(Beginning of Given entries)
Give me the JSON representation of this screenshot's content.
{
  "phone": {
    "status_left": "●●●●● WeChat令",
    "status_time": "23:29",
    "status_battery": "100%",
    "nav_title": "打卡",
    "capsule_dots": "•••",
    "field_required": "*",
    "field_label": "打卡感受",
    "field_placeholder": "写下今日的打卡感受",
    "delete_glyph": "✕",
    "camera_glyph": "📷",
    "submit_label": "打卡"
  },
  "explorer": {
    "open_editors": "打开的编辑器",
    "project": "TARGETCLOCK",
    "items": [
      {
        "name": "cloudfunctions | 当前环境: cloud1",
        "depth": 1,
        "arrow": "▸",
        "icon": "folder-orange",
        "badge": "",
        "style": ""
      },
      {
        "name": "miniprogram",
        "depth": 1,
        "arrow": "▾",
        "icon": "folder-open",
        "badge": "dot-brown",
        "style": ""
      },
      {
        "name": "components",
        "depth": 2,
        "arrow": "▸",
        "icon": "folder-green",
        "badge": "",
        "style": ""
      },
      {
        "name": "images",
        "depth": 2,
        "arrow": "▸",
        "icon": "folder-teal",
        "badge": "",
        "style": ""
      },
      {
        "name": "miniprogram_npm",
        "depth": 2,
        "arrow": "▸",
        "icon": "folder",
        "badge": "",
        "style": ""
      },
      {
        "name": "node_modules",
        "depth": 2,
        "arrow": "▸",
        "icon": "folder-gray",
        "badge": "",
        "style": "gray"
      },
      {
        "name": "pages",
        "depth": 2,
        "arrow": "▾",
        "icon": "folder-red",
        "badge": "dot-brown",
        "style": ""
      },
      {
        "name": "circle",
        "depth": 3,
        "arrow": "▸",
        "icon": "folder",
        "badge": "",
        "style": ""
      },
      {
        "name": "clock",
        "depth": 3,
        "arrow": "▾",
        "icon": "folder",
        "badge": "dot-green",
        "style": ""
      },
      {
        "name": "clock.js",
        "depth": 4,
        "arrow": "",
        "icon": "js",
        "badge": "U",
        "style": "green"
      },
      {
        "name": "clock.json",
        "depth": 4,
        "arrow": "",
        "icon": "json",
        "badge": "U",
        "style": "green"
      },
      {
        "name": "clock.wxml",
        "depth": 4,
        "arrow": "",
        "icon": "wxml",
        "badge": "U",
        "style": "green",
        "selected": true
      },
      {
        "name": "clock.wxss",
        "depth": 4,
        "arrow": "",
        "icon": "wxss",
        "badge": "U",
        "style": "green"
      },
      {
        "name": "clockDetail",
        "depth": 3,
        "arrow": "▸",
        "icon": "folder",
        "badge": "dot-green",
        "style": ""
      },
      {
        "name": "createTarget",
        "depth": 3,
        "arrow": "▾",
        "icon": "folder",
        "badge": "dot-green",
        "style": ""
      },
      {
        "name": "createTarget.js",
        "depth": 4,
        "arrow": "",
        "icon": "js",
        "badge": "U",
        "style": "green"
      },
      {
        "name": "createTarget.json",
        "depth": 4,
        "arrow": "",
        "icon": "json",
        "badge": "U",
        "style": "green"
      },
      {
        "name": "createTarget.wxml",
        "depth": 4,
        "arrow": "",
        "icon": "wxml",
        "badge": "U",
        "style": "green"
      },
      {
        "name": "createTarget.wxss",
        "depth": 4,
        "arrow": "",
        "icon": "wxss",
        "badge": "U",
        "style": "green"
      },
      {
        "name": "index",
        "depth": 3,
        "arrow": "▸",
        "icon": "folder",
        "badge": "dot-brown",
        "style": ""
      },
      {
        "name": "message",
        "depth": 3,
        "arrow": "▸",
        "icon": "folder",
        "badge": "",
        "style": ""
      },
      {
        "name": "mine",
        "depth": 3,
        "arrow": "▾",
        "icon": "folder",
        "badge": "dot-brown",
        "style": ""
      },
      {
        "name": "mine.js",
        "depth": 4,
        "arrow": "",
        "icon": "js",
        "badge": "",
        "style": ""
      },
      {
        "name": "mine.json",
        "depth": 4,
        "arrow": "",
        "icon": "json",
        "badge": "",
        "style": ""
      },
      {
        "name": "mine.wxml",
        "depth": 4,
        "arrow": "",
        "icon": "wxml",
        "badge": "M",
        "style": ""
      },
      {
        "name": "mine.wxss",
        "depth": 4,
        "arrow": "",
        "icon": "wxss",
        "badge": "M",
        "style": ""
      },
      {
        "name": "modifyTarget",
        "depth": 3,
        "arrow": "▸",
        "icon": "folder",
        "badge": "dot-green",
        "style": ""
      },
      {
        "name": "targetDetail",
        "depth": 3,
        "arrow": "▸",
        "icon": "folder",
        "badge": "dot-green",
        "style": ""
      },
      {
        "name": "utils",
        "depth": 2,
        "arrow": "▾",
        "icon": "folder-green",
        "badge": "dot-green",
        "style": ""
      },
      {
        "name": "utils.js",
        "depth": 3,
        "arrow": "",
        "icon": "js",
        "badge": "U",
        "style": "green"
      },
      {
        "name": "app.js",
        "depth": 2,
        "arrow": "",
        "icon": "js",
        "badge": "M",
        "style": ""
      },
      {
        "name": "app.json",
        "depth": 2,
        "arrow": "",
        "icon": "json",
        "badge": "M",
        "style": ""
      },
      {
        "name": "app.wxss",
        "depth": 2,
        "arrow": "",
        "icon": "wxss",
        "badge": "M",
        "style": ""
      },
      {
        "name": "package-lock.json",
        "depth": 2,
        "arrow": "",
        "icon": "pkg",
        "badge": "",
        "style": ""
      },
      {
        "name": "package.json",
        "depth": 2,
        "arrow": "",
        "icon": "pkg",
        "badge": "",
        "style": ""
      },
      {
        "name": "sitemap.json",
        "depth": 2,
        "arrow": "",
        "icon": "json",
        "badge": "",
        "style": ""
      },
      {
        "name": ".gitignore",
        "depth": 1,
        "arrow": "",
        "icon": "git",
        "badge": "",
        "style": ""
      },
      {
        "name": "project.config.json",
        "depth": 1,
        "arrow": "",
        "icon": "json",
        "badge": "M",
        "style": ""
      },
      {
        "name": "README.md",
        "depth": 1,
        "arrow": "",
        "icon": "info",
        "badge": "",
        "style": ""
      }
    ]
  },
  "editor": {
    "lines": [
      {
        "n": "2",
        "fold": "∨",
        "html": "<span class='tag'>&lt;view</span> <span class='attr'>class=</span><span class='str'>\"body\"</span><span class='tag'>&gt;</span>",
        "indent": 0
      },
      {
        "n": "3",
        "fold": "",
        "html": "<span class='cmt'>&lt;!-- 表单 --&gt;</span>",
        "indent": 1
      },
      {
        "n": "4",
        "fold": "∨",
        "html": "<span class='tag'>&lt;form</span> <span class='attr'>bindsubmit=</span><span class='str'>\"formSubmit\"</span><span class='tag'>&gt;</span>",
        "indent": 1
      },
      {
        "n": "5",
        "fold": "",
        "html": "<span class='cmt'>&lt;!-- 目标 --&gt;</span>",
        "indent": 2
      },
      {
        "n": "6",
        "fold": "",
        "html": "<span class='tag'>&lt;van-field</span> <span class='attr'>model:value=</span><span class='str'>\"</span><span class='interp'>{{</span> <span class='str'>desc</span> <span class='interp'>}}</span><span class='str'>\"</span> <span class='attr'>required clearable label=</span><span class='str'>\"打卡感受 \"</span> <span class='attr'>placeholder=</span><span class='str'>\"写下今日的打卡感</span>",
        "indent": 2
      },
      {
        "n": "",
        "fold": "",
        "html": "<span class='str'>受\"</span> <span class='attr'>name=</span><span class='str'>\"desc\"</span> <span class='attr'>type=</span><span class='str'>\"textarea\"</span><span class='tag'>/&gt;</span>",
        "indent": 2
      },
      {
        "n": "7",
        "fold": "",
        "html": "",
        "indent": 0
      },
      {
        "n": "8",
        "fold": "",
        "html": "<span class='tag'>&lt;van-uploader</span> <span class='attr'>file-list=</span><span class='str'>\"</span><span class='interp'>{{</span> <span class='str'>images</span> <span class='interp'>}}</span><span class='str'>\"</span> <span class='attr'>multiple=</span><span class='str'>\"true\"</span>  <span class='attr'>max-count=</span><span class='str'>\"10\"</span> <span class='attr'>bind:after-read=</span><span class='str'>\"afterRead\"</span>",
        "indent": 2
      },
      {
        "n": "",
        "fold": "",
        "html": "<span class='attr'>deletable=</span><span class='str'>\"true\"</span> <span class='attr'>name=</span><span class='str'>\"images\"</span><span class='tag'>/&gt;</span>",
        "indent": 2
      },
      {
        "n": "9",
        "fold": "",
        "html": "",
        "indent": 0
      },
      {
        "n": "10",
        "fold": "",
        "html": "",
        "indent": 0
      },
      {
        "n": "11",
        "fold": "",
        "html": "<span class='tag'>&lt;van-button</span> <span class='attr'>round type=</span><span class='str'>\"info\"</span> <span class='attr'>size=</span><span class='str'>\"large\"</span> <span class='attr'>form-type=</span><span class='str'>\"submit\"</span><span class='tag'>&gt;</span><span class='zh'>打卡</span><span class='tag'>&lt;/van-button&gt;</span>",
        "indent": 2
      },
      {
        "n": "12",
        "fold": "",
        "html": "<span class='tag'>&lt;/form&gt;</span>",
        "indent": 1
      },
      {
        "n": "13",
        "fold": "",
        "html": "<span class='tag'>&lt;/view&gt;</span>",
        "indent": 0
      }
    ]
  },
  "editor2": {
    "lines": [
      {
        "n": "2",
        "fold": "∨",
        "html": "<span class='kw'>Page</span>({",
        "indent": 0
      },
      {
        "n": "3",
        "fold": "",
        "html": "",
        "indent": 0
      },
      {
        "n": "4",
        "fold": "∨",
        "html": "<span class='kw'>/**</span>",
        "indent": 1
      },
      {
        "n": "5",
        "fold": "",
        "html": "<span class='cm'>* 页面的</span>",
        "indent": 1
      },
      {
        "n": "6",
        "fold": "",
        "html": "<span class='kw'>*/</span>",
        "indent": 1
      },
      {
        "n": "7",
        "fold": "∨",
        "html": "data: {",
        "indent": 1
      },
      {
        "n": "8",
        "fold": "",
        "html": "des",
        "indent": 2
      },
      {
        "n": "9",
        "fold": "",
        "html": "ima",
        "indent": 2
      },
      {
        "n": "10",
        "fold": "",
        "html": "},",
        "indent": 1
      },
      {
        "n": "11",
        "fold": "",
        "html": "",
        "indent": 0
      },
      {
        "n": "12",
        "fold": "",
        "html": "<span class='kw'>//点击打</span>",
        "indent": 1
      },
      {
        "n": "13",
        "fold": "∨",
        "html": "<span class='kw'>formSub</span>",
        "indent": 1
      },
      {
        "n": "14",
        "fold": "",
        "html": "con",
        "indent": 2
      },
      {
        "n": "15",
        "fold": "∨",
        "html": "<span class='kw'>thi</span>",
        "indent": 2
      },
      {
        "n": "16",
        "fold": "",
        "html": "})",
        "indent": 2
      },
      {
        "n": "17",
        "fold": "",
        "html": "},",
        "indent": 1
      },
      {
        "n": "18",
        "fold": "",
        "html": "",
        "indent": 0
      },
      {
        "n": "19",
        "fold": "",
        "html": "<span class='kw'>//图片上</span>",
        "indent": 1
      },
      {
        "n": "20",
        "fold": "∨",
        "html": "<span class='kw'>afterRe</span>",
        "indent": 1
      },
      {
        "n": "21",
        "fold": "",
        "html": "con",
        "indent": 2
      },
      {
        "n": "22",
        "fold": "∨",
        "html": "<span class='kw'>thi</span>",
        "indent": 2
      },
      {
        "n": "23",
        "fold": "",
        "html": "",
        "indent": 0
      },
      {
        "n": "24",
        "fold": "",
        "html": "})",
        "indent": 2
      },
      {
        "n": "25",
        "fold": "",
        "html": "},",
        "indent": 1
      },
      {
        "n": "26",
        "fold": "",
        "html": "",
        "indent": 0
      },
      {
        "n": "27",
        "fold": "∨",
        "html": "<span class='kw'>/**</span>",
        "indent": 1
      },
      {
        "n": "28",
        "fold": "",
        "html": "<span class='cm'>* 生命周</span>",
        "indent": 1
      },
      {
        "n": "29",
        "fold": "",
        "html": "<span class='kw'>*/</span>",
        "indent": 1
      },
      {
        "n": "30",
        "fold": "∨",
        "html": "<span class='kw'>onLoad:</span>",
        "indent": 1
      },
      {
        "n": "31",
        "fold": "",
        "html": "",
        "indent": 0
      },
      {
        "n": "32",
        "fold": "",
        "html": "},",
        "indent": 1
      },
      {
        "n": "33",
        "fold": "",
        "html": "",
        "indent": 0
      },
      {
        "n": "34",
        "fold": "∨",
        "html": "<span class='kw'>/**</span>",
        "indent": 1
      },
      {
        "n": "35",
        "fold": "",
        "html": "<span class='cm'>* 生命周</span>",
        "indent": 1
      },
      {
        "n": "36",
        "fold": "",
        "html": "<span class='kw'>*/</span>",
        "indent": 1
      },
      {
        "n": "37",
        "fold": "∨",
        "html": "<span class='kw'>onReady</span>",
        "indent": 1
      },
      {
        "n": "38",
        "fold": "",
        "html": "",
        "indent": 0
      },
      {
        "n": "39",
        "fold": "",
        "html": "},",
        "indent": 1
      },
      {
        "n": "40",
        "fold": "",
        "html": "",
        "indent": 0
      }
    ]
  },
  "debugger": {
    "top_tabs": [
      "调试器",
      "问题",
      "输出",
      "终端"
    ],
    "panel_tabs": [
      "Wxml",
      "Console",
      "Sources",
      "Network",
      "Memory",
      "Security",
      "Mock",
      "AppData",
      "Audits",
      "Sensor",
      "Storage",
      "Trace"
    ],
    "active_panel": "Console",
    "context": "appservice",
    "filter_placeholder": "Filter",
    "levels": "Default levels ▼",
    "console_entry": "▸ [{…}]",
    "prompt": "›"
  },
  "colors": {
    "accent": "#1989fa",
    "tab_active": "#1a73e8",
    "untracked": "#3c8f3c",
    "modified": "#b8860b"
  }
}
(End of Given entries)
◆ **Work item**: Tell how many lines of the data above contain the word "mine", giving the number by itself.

◆ **Answer to this exercise**: 5